**About this exercise**
Where the word "Usuarios" appears in a line below, copy the whole line.

**Records for the task**
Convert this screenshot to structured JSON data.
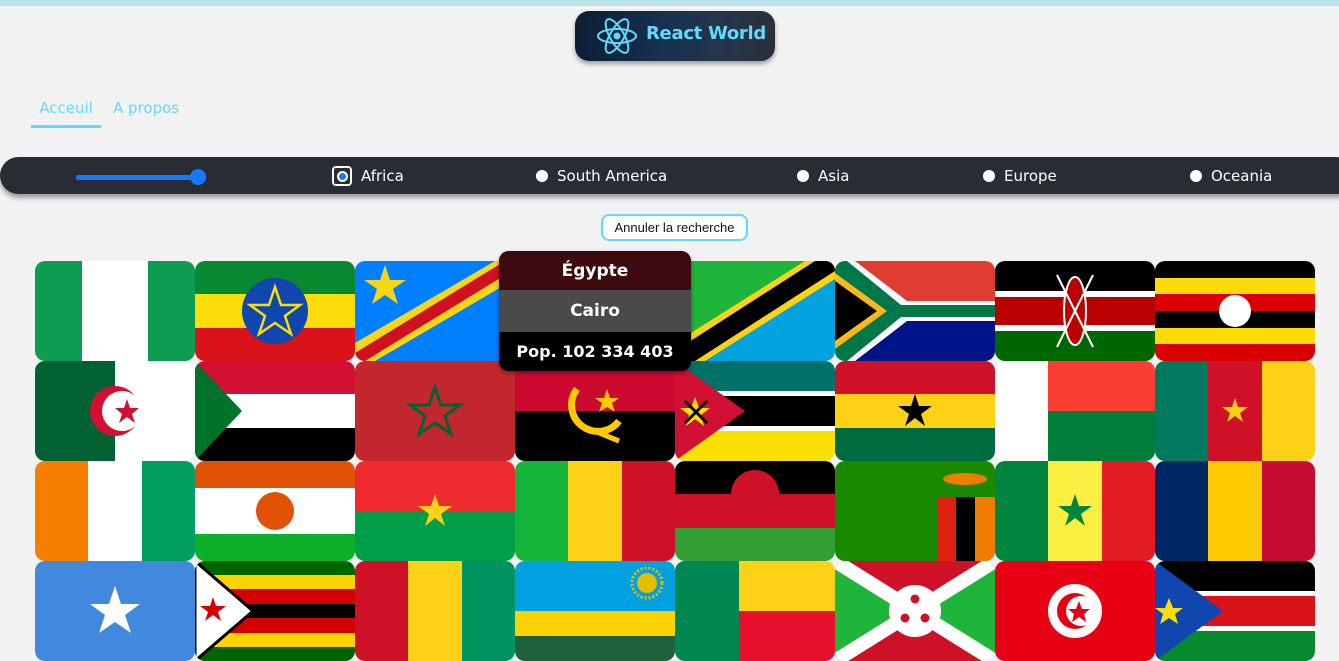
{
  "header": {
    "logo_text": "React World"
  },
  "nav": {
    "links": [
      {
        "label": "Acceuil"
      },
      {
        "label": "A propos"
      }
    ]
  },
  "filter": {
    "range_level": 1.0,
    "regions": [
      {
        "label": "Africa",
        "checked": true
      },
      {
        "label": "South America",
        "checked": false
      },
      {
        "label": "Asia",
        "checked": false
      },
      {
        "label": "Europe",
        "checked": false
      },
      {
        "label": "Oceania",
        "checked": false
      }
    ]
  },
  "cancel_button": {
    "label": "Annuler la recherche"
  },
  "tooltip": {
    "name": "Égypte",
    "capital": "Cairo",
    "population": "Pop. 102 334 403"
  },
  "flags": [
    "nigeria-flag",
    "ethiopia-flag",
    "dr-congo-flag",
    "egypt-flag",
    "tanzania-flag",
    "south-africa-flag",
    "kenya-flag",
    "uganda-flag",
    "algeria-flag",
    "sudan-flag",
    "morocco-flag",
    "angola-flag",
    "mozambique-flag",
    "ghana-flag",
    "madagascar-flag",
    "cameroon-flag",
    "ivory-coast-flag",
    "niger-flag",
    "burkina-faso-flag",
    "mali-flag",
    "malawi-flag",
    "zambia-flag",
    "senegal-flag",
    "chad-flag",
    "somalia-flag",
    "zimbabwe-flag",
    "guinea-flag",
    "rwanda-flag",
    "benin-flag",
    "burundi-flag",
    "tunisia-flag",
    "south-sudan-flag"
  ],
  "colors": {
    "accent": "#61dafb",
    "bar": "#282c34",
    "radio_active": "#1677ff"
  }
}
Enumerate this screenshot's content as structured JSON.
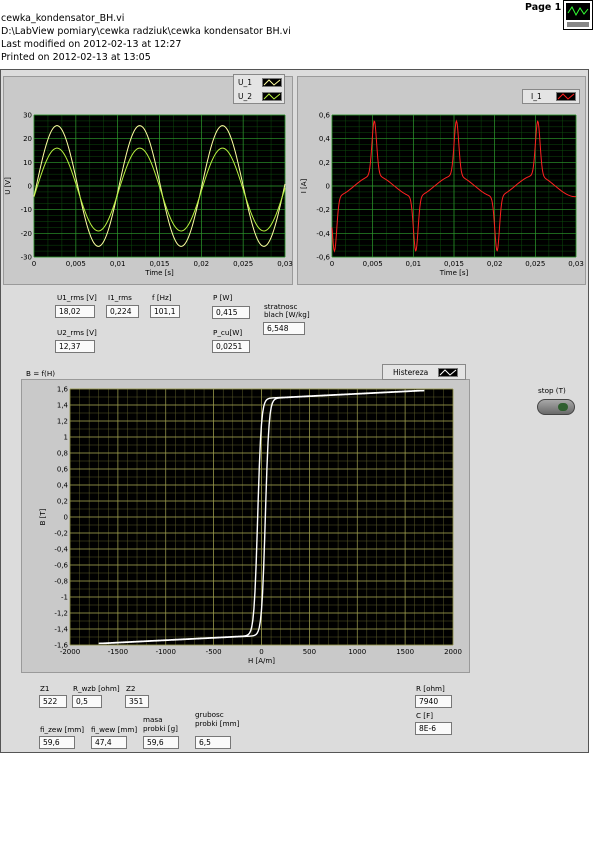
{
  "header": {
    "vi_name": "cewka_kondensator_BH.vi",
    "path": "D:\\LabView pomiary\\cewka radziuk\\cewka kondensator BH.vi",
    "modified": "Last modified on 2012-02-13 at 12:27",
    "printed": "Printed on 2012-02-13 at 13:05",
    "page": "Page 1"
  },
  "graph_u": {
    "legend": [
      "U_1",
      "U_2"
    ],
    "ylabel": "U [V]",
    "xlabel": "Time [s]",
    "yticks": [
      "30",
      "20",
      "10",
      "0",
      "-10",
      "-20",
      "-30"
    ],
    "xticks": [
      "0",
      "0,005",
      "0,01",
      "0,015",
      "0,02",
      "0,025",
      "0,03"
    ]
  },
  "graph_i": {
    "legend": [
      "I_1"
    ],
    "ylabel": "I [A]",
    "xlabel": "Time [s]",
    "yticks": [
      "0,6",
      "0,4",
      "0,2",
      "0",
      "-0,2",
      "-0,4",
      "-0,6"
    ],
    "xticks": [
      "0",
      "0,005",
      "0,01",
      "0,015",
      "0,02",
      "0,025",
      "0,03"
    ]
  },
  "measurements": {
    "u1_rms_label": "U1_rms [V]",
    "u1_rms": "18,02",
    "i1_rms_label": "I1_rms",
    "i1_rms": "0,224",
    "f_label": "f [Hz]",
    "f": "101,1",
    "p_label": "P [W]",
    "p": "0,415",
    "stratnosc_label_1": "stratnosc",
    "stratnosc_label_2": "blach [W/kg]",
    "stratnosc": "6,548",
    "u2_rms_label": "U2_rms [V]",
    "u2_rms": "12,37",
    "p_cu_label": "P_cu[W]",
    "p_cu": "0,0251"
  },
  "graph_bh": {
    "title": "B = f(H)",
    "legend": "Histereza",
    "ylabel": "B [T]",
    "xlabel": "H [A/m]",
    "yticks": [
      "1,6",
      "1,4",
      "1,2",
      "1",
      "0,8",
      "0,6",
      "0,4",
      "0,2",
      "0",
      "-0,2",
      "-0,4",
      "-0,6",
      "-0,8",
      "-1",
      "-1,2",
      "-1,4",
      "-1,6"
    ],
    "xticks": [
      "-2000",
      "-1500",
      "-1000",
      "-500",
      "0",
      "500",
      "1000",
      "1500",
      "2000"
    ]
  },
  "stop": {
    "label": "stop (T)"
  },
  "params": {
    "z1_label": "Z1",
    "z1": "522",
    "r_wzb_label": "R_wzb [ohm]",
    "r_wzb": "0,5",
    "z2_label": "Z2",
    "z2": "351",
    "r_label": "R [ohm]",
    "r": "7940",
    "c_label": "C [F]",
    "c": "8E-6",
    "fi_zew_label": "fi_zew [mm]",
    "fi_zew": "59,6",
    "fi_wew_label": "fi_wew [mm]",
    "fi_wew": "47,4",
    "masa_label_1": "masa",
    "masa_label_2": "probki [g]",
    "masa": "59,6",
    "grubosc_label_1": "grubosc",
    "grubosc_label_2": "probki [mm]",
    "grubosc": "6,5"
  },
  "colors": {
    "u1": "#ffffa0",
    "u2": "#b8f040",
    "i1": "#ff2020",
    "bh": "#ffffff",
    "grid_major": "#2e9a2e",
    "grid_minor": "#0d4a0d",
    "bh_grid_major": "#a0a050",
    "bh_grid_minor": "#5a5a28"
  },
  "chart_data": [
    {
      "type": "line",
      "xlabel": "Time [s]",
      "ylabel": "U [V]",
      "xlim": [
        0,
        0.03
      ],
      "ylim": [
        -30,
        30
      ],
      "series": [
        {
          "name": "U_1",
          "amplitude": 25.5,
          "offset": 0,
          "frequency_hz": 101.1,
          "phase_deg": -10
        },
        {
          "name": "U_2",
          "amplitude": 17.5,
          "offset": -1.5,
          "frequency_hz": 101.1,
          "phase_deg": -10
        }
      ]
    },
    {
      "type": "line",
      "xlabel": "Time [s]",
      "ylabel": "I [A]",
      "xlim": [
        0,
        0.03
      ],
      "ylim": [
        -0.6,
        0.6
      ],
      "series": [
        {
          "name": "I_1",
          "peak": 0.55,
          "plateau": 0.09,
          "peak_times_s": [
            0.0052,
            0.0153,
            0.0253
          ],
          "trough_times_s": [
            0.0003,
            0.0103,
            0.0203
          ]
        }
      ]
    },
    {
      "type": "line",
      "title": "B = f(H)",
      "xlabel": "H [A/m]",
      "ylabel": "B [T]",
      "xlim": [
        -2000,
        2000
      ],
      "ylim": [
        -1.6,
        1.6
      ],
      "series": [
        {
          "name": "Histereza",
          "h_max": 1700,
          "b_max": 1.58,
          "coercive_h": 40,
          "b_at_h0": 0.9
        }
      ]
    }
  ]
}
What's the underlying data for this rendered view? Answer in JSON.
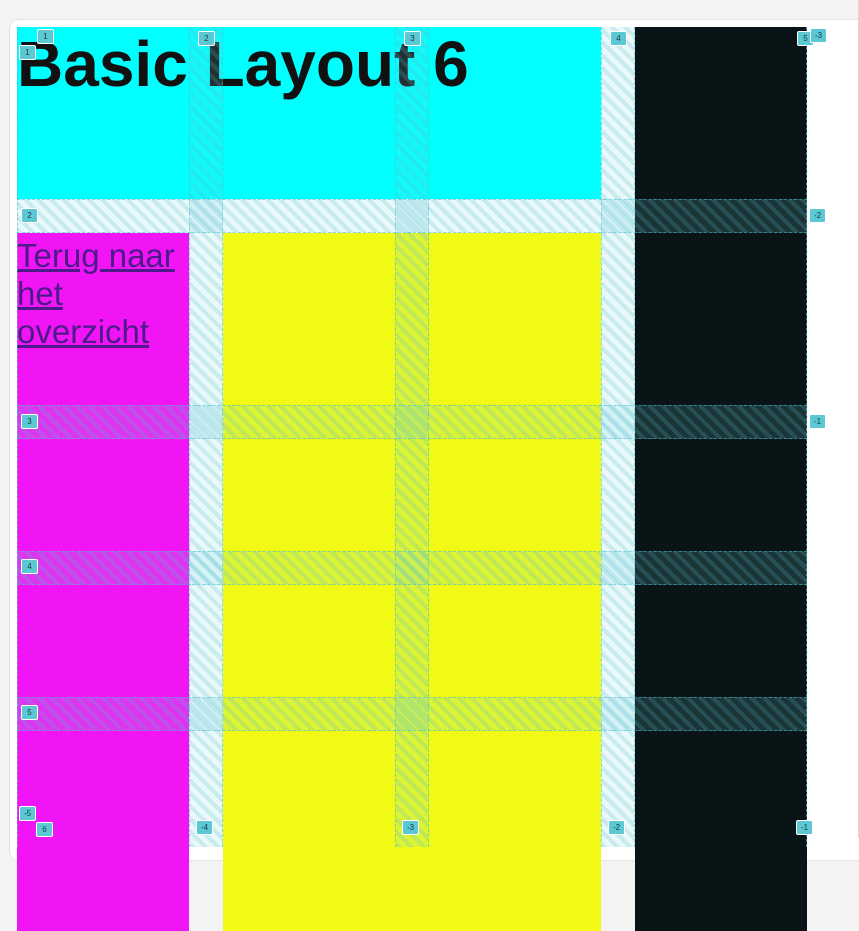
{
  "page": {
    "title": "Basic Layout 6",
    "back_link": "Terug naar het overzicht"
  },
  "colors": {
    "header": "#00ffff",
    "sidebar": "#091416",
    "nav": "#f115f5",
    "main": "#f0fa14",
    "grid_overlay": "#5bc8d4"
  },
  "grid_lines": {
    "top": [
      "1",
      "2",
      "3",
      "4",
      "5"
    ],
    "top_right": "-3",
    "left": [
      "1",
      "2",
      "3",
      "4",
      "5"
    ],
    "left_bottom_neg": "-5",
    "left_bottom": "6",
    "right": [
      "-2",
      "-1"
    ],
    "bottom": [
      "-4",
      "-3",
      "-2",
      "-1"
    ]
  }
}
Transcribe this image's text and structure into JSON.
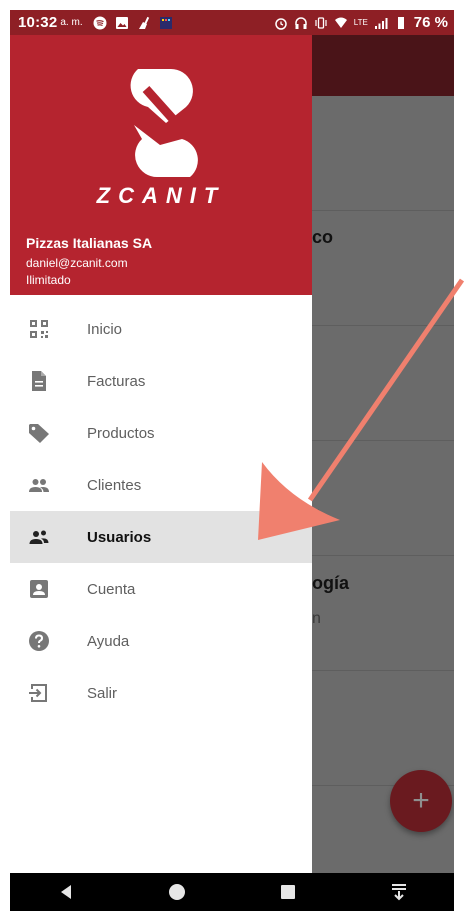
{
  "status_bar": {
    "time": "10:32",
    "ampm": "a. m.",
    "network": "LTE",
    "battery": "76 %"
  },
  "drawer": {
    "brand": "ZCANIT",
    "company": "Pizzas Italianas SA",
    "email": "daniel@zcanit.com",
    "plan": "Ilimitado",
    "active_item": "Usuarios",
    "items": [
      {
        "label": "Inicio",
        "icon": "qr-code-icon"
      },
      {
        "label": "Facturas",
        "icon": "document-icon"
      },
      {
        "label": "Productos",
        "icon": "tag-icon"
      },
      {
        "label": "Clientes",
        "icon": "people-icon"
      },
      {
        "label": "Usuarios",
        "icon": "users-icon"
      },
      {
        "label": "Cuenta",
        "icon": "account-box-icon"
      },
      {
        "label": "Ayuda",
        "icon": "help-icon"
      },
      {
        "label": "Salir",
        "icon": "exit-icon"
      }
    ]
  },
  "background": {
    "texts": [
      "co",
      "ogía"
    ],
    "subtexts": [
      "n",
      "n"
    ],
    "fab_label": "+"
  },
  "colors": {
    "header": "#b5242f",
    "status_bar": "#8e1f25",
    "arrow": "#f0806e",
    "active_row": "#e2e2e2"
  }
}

**Answer to this exercise**
    "active_item": "Usuarios",
        "label": "Usuarios",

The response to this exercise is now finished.